I now know the physiological imbalances in my nervous system are what led to my chronic inflammation and subsequent health problems. I remember being in my doctor’s office in 2015 before being diagnosed with my digestive disorders because I had so much pain and felt like someone was sitting on my chest; I couldn’t eat and was in constant discomfort. My doctor wanted to prescribe valium, which infuriated me; not because I am against prescription medication, but because of the lack of focus on finding the root cause.
That time I listened to my body’s wisdom and refused.
What was different this time?
I knew something needed to change, but I knew valium wasn’t the answer for me. Fortunately, I had been practicing yoga for about 7 years by this time. I got down on my mat and would practice breathing or pranayama. I added a few gentle poses, and six weeks later, was in a much better place. My acid reflux medicine helped tremendously, but yoga and breathing practices are what got me through the rough patch.
Throughout my career, many of my co-workers struggled with addiction, anxiety, depression, and inflammatory diseases such as cancer, high blood pressure, diabetes, and obesity and it dawned on me that first responders do an incredible job caring for the community but not so great taking care of themselves – me included.
In a “suck it up” culture where all of the above mentioned were viewed as part of the job, I knew there had to be a better way.
My decision to retire in 2019 came on the heels of one of the worst years of my career.
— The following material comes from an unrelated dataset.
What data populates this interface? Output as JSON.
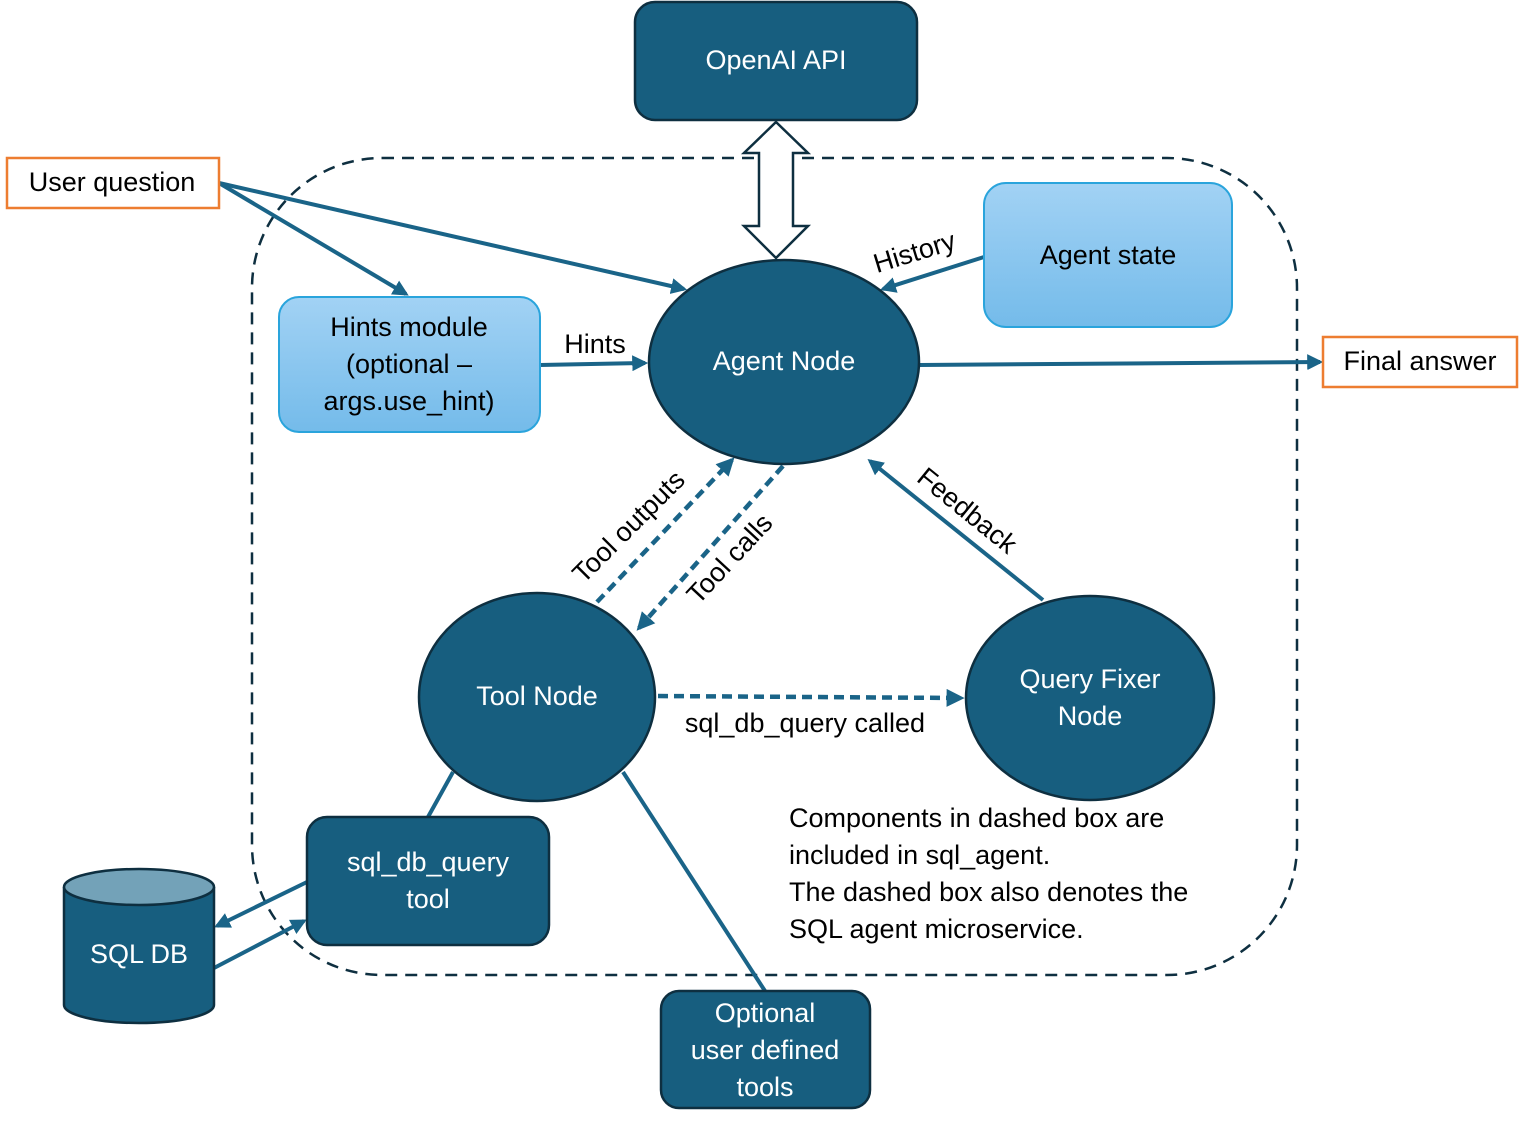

At the end of 2018 my health came crashing down on me. The mental and emotional anguish and onslaught of stress hormones on my system was too much. I never really got sick, but I couldn’t get out of bed for weeks and whatever virus or illness I had lead to pneumonia, fever, and extreme fatigue.
Everyone is susceptible, but first responders have higher incidences of mental health disorders, heart disease, metabolic syndrome, and unfortunately have a decreased life span compared to the rest of the population.
So what finally changed?
Understanding there is no shame in what I felt and experienced;
Learning the connection between what happens mentally, physically, and emotionally, and;
Experiencing the power of vulnerability and peer support
After retiring in 2019, I dedicated myself to improving not just my health, but that of my family’s. This passion has led me to teaching resilience, yoga, meditation, peer support, and other wellness courses to first responders and criminal justice professionals. Additionally, in early 2021 I launched a new podcast aimed at educating and supporting first responders and their families in all areas of wellness.
After years of searching, I finally found what was missing and created the Radical Resilience program; an evidenced based holistic program for those who want to live their best life, improve health, increase energy, or strengthen mindset and relationships.
Radical Resilience is a product of what I’ve studied, practiced, and embodied over the years. It’s based on the ancient wisdom of Aryuveda delivered in a practical way for modern living. This program is based on the power of peer support. It is delivered in a supportive group environment to propel growth.